RECORDS PROVIDED Block Start
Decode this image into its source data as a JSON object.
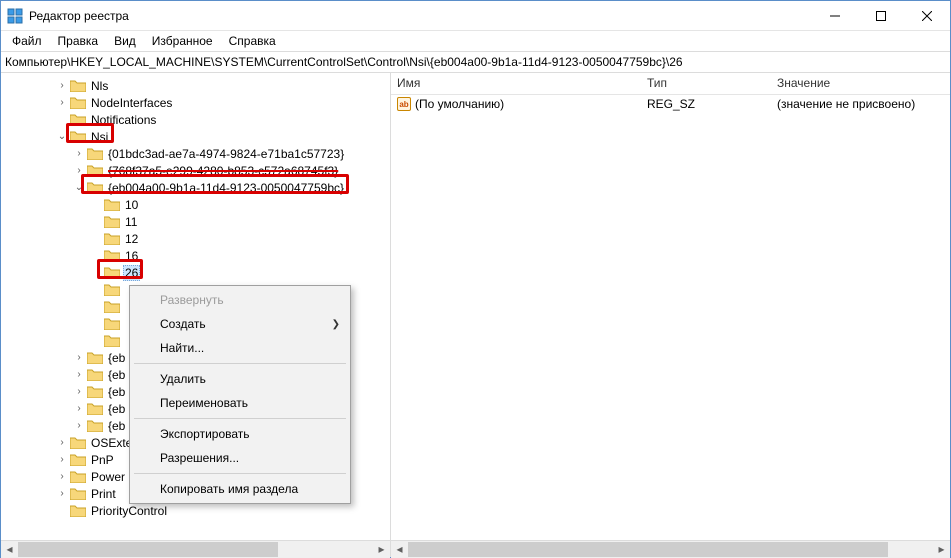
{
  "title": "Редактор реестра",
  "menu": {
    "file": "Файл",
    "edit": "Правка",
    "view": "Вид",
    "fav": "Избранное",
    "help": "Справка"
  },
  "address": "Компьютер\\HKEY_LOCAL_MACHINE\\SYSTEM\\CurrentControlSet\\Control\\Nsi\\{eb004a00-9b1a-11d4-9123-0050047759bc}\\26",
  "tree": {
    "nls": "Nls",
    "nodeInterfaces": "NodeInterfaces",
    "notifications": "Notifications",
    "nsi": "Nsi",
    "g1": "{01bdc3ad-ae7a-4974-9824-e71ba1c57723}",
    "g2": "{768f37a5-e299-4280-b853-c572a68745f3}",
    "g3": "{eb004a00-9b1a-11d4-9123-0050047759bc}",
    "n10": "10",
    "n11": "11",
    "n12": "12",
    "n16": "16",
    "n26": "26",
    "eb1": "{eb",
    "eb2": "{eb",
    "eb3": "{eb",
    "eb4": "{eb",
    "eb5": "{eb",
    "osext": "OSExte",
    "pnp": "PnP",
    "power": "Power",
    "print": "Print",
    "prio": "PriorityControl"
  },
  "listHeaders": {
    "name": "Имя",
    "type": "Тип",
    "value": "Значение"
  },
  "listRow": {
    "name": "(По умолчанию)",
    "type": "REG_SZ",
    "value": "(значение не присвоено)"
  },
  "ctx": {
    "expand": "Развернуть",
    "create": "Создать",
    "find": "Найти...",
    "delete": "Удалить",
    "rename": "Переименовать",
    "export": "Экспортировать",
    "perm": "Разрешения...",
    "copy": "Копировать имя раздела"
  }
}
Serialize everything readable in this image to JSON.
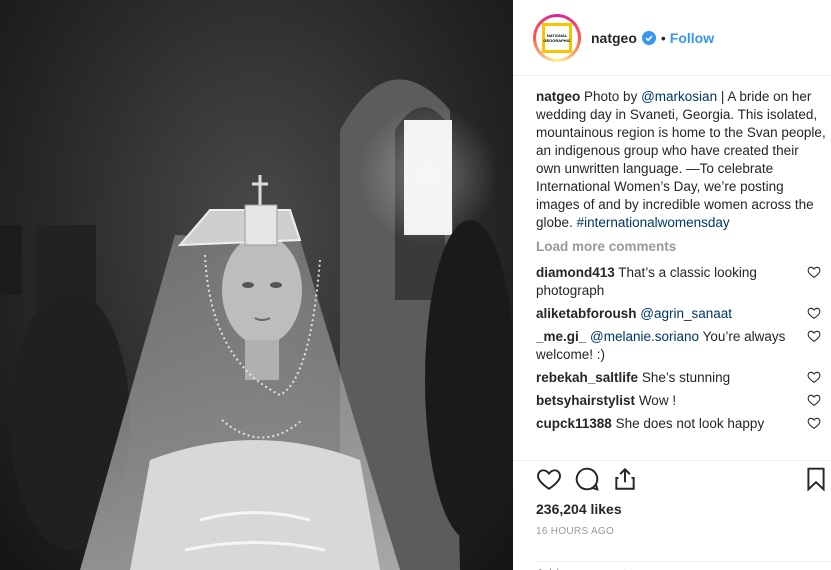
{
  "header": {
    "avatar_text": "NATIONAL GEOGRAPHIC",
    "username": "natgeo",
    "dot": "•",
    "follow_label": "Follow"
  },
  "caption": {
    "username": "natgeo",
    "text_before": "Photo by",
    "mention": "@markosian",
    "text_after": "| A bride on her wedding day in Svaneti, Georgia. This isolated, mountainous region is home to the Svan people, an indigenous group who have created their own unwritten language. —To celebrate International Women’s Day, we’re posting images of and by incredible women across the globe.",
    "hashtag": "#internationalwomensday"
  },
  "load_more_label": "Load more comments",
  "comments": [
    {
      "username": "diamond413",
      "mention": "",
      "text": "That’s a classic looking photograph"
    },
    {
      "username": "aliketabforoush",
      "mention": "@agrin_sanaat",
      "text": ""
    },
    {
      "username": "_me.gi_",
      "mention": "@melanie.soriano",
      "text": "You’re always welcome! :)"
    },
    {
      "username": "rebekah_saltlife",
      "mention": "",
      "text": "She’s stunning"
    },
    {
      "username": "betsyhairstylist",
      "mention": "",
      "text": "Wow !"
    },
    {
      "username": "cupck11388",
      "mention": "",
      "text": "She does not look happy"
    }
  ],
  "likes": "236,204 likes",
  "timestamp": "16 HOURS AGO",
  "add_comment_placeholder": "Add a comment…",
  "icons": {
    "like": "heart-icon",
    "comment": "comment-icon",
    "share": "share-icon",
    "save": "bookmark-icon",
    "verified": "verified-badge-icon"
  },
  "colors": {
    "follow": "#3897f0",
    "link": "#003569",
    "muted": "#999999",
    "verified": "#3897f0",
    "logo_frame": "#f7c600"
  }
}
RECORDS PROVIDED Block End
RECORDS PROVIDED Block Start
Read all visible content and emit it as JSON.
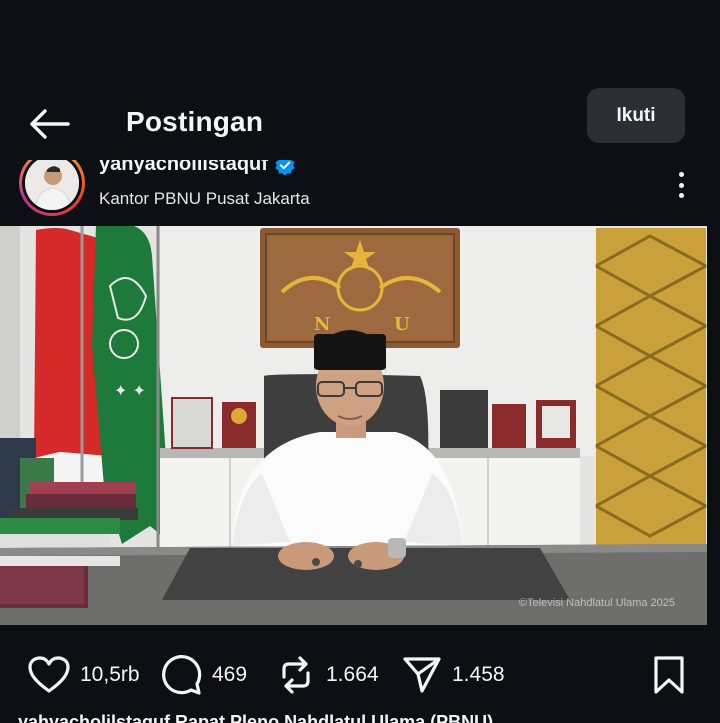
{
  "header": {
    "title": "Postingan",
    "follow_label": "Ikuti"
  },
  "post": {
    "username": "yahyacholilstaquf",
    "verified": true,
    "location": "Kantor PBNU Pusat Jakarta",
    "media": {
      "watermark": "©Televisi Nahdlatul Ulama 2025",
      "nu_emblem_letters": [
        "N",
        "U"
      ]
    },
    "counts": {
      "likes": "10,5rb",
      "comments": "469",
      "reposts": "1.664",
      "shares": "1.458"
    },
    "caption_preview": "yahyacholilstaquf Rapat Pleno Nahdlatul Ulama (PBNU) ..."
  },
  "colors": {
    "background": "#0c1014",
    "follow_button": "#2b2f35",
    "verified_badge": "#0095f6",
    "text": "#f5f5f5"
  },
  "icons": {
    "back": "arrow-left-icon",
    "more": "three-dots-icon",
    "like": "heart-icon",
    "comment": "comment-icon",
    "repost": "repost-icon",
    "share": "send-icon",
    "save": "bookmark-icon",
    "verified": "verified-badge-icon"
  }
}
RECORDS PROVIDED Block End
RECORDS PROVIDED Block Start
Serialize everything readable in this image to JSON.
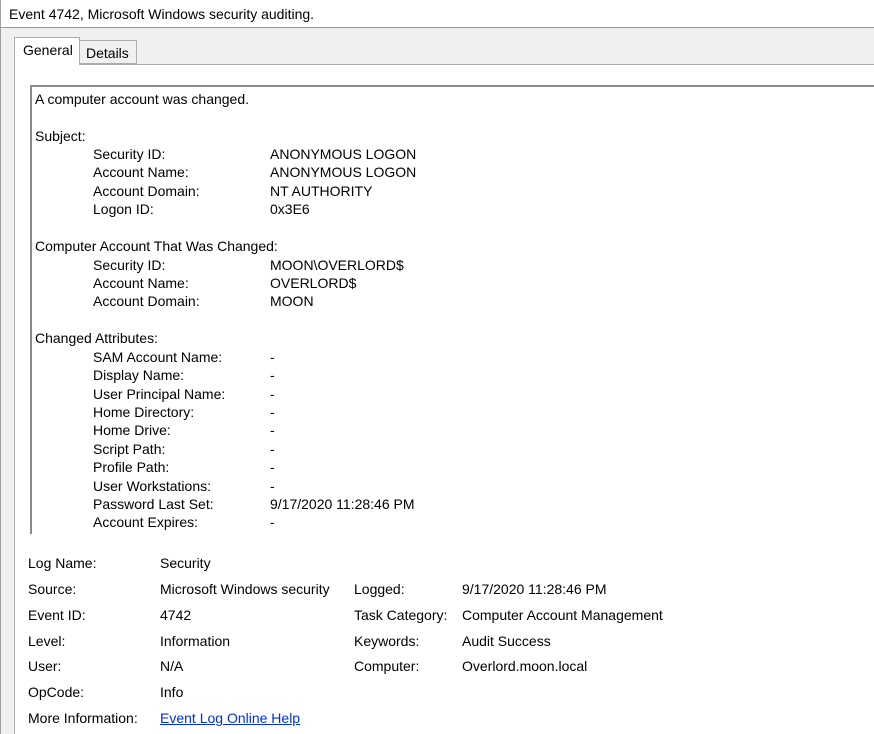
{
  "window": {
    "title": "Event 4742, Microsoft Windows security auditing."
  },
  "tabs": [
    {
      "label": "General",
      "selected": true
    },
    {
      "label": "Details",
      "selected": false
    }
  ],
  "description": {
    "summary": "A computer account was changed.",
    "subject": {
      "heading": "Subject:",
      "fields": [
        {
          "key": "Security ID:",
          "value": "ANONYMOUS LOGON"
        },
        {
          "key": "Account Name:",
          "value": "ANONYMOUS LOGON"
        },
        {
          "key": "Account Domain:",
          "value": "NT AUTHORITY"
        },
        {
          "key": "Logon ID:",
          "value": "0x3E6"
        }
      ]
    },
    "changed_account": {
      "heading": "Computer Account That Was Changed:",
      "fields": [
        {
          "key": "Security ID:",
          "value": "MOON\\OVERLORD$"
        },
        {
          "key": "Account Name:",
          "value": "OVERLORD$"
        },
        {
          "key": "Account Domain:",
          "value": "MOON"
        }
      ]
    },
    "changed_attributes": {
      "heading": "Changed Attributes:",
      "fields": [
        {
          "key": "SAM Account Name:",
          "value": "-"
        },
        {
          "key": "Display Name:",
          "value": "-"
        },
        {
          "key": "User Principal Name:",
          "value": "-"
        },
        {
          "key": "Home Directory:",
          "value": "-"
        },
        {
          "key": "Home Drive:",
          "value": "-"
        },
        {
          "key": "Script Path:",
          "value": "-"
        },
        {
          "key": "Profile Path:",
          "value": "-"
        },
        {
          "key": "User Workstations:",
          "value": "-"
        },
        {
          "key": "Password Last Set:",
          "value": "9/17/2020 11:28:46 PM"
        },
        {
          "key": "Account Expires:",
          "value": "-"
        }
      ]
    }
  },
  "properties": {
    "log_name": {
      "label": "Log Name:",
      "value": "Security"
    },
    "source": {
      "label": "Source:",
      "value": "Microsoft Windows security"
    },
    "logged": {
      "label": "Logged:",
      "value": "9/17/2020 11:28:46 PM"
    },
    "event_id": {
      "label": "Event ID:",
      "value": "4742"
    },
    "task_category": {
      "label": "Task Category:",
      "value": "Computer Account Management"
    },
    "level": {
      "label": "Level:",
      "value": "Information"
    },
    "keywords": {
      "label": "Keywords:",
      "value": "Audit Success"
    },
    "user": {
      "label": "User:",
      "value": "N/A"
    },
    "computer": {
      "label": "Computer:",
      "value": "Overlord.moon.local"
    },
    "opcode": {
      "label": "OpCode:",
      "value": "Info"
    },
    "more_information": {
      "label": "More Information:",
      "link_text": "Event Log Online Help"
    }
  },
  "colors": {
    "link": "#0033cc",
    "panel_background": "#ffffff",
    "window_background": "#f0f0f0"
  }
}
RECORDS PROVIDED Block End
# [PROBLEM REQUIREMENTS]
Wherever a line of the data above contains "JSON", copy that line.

# [SOLUTION]
Decode this image into its source data as a JSON object.
Serialize everything readable in this image to JSON.
Read all visible content and emit it as JSON.
Serialize everything readable in this image to JSON.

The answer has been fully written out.